__Prompt__
Wherever the string "Cash" shows up in the material below, copy that line.

<<<<

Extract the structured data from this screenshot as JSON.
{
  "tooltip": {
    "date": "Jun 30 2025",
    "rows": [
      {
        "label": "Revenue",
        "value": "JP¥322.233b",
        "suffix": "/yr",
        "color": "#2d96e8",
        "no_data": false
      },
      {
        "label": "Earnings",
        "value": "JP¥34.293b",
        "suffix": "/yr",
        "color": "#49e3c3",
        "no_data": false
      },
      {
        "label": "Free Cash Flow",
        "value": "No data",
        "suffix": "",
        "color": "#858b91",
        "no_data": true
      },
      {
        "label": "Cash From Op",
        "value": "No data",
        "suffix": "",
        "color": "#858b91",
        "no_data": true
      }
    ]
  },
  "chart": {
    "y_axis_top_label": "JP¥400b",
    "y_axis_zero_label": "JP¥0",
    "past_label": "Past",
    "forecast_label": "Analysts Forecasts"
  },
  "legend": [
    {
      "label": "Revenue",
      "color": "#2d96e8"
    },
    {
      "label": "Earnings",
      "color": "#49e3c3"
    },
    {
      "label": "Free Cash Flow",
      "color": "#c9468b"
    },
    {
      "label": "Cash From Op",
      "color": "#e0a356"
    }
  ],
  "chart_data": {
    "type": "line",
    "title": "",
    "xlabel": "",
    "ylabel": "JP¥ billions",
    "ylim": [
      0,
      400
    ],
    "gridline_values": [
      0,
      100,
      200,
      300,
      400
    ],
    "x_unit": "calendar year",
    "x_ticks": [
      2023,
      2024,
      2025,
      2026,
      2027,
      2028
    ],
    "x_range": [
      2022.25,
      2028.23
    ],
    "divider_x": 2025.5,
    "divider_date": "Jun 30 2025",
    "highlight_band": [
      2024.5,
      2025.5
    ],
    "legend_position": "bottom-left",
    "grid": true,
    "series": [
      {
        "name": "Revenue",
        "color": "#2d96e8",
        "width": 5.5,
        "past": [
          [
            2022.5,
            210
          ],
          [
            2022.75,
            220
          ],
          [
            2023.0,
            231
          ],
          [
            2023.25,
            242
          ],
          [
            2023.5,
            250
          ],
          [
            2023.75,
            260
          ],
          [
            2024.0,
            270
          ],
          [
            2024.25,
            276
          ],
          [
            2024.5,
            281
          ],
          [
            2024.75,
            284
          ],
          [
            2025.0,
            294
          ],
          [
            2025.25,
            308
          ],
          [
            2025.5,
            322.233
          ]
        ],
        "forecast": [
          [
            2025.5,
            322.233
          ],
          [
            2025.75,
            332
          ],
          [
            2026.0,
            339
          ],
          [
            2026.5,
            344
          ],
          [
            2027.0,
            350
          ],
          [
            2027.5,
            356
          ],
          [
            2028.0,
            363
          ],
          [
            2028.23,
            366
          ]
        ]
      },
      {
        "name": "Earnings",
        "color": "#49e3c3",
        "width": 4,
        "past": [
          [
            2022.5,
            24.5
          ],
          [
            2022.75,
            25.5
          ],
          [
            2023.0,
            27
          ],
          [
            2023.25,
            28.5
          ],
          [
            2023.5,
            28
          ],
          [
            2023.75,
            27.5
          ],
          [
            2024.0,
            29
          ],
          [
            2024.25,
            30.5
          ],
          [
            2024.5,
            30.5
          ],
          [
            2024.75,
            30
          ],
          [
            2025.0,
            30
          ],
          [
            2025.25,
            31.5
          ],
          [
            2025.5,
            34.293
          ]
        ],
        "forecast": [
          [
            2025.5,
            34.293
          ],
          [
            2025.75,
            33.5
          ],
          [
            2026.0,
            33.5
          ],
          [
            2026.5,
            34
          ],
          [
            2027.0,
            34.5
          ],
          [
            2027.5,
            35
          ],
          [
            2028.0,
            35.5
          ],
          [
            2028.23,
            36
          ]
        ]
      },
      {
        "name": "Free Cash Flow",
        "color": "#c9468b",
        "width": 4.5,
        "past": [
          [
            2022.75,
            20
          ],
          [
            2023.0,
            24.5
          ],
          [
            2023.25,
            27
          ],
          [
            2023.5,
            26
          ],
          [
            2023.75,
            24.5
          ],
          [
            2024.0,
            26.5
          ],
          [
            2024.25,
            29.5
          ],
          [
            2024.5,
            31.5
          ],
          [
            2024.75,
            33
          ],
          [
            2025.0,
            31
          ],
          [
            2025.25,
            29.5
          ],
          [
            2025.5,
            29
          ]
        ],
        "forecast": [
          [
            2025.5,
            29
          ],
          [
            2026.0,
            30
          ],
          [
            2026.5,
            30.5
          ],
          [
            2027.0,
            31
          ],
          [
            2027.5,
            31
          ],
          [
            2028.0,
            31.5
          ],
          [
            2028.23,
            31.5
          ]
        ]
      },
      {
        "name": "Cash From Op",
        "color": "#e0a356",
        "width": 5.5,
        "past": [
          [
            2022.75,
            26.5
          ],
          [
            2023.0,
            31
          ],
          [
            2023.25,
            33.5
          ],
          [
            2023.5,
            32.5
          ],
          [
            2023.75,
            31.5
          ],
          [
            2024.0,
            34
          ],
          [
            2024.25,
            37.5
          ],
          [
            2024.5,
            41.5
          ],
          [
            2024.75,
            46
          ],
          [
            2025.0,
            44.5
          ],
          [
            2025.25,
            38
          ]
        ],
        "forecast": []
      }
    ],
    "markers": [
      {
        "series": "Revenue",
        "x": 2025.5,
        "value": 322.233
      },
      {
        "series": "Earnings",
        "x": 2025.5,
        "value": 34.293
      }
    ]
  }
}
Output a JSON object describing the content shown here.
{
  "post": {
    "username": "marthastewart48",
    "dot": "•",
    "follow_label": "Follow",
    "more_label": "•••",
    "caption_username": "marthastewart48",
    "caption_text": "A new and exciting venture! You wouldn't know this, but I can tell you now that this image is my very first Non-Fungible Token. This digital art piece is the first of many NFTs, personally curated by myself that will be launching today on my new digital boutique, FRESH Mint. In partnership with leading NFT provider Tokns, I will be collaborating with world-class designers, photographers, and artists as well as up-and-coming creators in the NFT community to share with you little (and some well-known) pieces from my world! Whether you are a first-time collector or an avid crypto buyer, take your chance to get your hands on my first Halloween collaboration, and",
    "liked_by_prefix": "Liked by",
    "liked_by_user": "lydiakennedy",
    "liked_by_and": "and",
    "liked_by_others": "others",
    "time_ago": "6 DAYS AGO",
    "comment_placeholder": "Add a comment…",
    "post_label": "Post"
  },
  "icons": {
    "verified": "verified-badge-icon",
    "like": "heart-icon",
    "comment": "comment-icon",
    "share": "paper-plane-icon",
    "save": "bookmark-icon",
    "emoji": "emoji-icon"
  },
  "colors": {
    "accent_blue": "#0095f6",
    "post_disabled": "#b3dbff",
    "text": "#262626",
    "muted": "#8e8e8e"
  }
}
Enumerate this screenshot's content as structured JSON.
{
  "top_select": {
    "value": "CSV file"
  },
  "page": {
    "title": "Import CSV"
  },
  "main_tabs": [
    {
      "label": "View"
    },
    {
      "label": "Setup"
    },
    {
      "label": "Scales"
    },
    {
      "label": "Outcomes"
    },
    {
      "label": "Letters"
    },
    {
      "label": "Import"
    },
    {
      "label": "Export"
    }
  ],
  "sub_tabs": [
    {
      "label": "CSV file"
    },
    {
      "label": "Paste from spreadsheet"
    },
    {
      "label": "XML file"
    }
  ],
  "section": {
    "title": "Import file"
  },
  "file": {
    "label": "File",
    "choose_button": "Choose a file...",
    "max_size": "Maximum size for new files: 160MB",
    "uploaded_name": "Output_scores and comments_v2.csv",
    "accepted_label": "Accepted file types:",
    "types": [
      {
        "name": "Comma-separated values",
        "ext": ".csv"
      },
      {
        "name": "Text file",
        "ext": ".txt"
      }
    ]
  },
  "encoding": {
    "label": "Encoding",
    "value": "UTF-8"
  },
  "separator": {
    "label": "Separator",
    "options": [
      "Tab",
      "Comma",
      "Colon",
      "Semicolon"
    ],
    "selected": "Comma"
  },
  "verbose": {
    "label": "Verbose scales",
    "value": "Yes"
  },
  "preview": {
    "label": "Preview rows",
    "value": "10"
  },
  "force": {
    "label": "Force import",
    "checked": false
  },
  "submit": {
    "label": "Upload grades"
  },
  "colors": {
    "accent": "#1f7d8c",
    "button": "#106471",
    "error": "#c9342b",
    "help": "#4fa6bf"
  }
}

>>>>

__Output for this task__
        "label": "Free Cash Flow",
        "label": "Cash From Op",
      "label": "Free Cash Flow",
      "label": "Cash From Op",
        "name": "Free Cash Flow",
        "name": "Cash From Op",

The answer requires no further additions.